Around the holidays one’s thoughts often turn to family, and this year my NaNoWriMo project (I have 4 chapters left to go but wrote 70,000 words during November) had a strong focus on family. It was based on Sami mythology (northern Scandinavian) and my four protagonists included two brothers, their mother and the woman one of the brothers loved (at least, he does by the point I’m at in the story.) The brothers’ dead father even makes an appearance during the tale. I discuss my NaNo project, The Trading of Skin and my other attempts at using family as a central theme in my Adventures in NaNo-land segment of my Word Blurb blog.
Considering the book is based on legends from a hunter-gatherer culture, it’s not that surprising that family plays an important role in the plot, but that’s not always the case in fantasy. In fact, unless you are writing an epic fantasy that spans generations (Game of Thrones comes to mind), or a story that includes some element of sibling or parent-child bonding or rivalry, family can sometimes actually get in the way of the plot.
Case in point is the notion I explored in another blog post about younger adventurers and their parents – or lack thereof. If a writer wants to place a younger character in a dangerous situation, a good parent becomes an obstacle. Any sane, loving parent would object to the venture, or do their best to go after the child in question, to shield them or retrieve them. Not exactly the best start to a proper adventure.
I do have my share of siblings involved in stories, because it’s a more practical family dynamic to build into a story than that of parent-child. The need to nurture and/or protect isn’t quite as strong with brothers and sisters. Conflict between siblings certainly isn’t unheard of (Dragonlance is a good example of some pretty fierce sibling rivalry) and can make the story more interesting. I’ve even developed entire plots around sibling disagreements or the realization that they’ll find their greatest success through cooperation, although none of these stories have been published to date (but they are complete and in the works, in some instances as part of an existing series.)
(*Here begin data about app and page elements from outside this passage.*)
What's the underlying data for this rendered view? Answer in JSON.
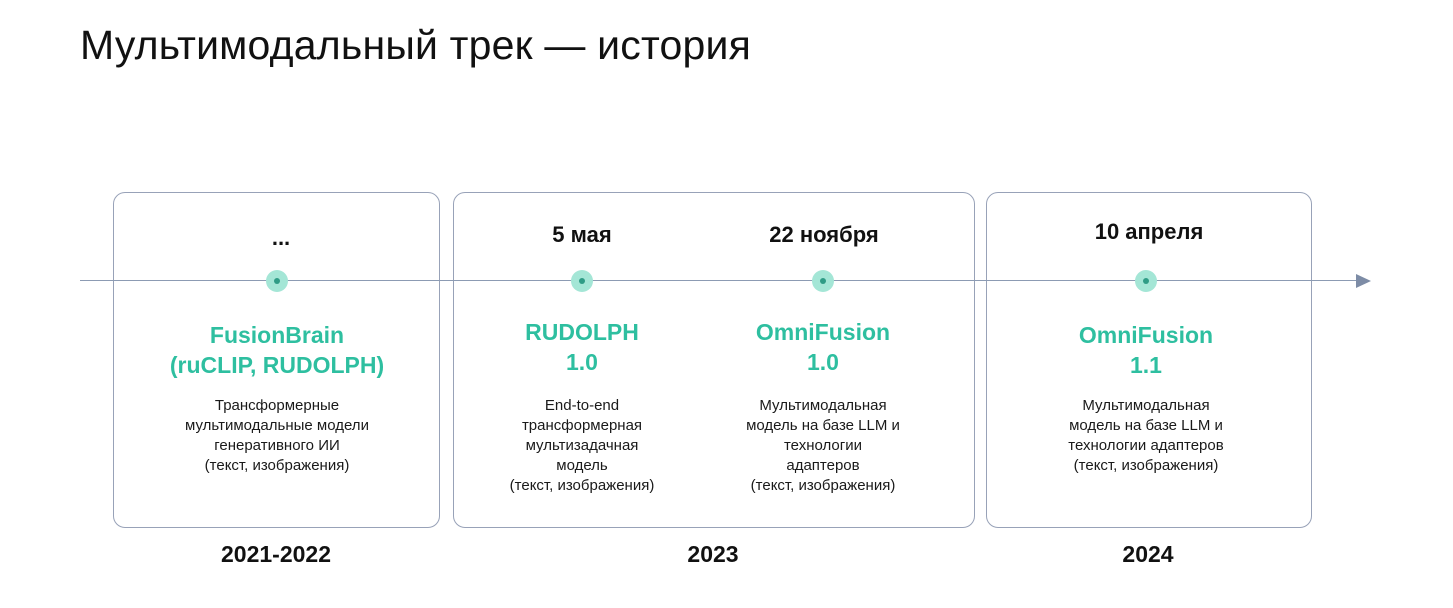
{
  "title": "Мультимодальный трек — история",
  "colors": {
    "accent": "#2ebfa0",
    "node_fill": "#a4e6d6",
    "node_center": "#2f9c86",
    "axis": "#8c9bb3",
    "box_border": "#98a2b8"
  },
  "milestones": [
    {
      "date": "...",
      "model_lines": [
        "FusionBrain",
        "(ruCLIP, RUDOLPH)"
      ],
      "desc_lines": [
        "Трансформерные",
        "мультимодальные модели",
        "генеративного ИИ",
        "(текст, изображения)"
      ]
    },
    {
      "date": "5 мая",
      "model_lines": [
        "RUDOLPH",
        "1.0"
      ],
      "desc_lines": [
        "End-to-end",
        "трансформерная",
        "мультизадачная",
        "модель",
        "(текст, изображения)"
      ]
    },
    {
      "date": "22 ноября",
      "model_lines": [
        "OmniFusion",
        "1.0"
      ],
      "desc_lines": [
        "Мультимодальная",
        "модель на базе LLM и",
        "технологии",
        "адаптеров",
        "(текст, изображения)"
      ]
    },
    {
      "date": "10 апреля",
      "model_lines": [
        "OmniFusion",
        "1.1"
      ],
      "desc_lines": [
        "Мультимодальная",
        "модель на базе LLM и",
        "технологии адаптеров",
        "(текст, изображения)"
      ]
    }
  ],
  "periods": [
    "2021-2022",
    "2023",
    "2024"
  ],
  "icons": {
    "timeline_arrow": "arrow-right-icon",
    "milestone_marker": "timeline-dot-icon"
  }
}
Better yet, fantasy lends itself well to exploring non-traditional concepts of family. I’ve seen it and done it many times over. One of my characters in my Snowy Barren trilogy is known as “the boy with three mothers” because of his unusual upbringing. Dee Aaronsod, one of my protagonists in my Masters & Renegades series comes from a family where her parents died young, leaving four children behind to fend for themselves. The eldest plays mother and marries a man who can help support the family, but who proves to be quite destructive. Forced out of that situation, Dee briefly comes into the fold of the family that is the Renegade Academy, joined by common goals and magic rather than by blood, and eventually becomes part of the military sisterhood of the Templars of Oron. The notion of family is there in both cases, despite the lack of shared DNA, and these “families” offer her a more positive experience than the one she has come from.
My Fervor series goes several steps further with the whole idea of “non-traditional.” The house-families on the island are organized based on a variety of deciding factors, blood relationship not being one of them. The need for talent diversity and select characteristics are key to the families’ assembly. But I don’t discount blood ties completely. There are rather unusual biological familial connections between some of the Bigs and Littles on island that defy any normal family definition. It makes trying to describe their relationship all the more challenging.
So the next time you finish a fantasy book, take a moment to consider the family relationships it contains and how they complement the story. The unusual dynamics may prove to be as imaginative as the magic therein.